[9] Aydin, S. (2014). Foreign language learners’ interactions with their teachers on Facebook. System, 42, 155.

[10] Tal, M., Yelenevskaya, M. (2012). Computer-assisted language learning: Challenges in teaching multilingual and multicultural student populations. Procedia Social and Behavioral Sciences, 47, 263. [11] Rao, B., Angelov, B., Nov, O. (2006). Fusion of disruptive technologies:

Lessons from the Skype case. European Management Journal, 24(2-3), 174.

[12] Clark, R. C., & Mayer, R. E. (2011) E-learning and the Science of Instruction. Pfeiffer (San Francisco).

[13] Zhang, D., Zhou, L. Briggs, R. O., & Nunamaker, J. F. (2006) Instructional video in e-learning: Assessing the impact of interactive video on learning effectiveness. Inform. manage. 43 (1), 15-27, doi: 10.1016/

[14] Fredricks, J. A., Blumenfeld, P. C., & Paris, A. H. (2004) School Engagement: Potential of the Concept, State of the Evidence. Rev. educ. res. 74 (1), 59 109, doi:10.3102/00346543074001059.

[15] Lang, P. J. (1995) The emotion probe: studies of motivation and attention. Am. psychol. 50 (5), 372-385, doi : 10.1037/0003-066X.50.5.372.

[16] Martens, R. L., Gulikers, J., & Bastiaens, T. (2004) The impact of

intrinsic motivation on e-learning in authentic computer tasks. J. comput. assist. lear. 20 (5), 368 376, doi: 10.1111/j.1365-2729.2004.00096.X.

[17] Buga, R. Căpeneaţă, I., Chirasnel, C., Popa, A. (2014). Facebook in foreign language teaching A tool to improve communication competences.
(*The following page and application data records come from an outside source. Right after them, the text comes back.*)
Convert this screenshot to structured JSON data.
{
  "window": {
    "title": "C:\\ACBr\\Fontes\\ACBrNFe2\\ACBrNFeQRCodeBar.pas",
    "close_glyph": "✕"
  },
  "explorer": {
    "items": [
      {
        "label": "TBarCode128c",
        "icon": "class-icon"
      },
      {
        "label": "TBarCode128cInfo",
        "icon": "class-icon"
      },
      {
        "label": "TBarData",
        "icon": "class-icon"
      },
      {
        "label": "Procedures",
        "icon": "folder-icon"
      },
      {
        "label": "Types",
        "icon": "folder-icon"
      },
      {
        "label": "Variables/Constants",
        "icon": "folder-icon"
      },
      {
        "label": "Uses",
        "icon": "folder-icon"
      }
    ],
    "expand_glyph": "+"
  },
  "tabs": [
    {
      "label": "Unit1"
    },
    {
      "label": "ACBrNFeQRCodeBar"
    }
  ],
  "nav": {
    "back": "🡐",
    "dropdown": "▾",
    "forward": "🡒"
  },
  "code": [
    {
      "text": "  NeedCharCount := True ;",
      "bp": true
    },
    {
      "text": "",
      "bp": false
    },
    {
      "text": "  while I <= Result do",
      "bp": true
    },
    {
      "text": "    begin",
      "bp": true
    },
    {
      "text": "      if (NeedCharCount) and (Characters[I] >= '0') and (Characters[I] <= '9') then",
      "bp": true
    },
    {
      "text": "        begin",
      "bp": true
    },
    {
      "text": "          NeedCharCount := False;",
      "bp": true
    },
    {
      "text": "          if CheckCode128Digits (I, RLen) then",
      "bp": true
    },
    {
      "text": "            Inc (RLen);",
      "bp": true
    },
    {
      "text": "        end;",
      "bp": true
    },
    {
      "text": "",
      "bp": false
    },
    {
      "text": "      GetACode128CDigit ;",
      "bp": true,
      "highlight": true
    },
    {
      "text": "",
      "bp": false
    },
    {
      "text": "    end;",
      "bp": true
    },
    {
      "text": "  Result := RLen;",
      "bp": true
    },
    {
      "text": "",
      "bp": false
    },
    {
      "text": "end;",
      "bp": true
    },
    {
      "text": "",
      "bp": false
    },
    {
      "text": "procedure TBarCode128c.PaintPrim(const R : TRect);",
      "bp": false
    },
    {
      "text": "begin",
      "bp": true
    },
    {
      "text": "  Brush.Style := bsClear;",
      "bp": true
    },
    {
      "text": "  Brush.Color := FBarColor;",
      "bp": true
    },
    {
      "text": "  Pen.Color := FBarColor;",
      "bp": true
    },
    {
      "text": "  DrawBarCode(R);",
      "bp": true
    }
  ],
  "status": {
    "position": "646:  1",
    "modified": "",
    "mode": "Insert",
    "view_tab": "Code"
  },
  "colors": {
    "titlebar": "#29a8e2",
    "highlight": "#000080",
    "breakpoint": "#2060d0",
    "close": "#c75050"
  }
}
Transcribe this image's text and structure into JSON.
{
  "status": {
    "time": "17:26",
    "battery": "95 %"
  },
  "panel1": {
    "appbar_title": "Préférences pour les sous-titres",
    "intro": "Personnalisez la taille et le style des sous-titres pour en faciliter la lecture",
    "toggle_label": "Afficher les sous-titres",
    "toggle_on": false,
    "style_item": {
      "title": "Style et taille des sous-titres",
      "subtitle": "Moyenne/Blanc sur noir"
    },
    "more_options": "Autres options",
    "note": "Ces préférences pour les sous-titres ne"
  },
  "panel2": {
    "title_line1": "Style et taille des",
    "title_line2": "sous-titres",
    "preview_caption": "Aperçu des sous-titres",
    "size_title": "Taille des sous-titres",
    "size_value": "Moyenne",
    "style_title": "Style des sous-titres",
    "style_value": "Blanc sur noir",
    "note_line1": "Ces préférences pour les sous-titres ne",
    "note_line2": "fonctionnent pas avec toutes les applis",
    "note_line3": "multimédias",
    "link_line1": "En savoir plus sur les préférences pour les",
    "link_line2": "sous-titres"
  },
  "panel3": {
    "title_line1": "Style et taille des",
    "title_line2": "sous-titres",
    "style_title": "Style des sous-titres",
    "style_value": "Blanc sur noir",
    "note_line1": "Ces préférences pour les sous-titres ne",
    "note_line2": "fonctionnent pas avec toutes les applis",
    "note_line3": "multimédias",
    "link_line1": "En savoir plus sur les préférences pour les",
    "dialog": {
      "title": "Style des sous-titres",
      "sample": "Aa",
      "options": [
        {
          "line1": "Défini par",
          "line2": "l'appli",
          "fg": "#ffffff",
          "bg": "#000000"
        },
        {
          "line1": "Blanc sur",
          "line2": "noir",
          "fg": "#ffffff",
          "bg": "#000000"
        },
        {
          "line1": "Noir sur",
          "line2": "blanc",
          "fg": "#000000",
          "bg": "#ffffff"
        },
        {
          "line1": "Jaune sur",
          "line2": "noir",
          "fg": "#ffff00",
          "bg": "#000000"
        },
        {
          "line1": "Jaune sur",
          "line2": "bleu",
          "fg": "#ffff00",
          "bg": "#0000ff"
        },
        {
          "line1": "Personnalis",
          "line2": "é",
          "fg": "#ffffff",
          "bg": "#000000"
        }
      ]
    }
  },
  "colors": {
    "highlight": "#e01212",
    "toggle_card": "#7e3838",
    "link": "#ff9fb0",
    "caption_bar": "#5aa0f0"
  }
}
Procedia Social and Behavioral Sciences 128, 93-98. [18] Zolfaghar, K., Aghaie, A. (2012). A syntactical approach for

interpersonal trust prediction in social web applications: Combining contextual and structural data. Knowledge-Based Systems 26, 93-102. [19] Dom“nguez, A., Saenz-de-Navarrete, J., De-Marcos, L., Ferná

ndez-Sanz, L., Pagés, C., & Mart“nez-Herráiz, J. J. (2013). Gamifying learning experiences: Practical implications and outcomes.Computers & Education,63, 380-392.

[20] Bubnov G., Nikulchev, E., Pluzhnik, E. (2015) Experience the effective implementation of innovative information technologies in educational institute , Vysshee obrazovanie v Rossii[Higher Education in Russia], 1, 159 161 (In Russian)

[21] Osipov I.V., Volinsky A.A., Grishin V.V. (2014) Gamification, virality and retention in educational online platform. Measurable indicators and market entry strategy. arXiv preprint arXiv:1412.5401

[22] Marks, M. (2012) Time banking service exchange systems: A review of the research and policy and practice implications in support of youth in transition. Children and Youth Services Review, 34(7), 1230-1236. [23] Válek, L., Jaš“ková, V. (2013) Time bank and sustainability: The

permaculture approach. Procedia Social and Behavioral Sciences, 92, 986-991.

[24] Hye Yeong Kima (2012) Learning opportunities in synchronous computer-mediated communication and face-to-face interaction. Computer Assisted Language Learning Volume 27, Issue 1, 2014 [25] Markus Kötter (2001) MOOrituri te salutant? Language Learning

through MOO-Based Synchronous Exchanges between Learner Tandems. Computer Assisted Language Learning. Volume 14, Issue 3-4 [26] Osipov I.V. (2014) Indicators of Viral and Retention for Freemium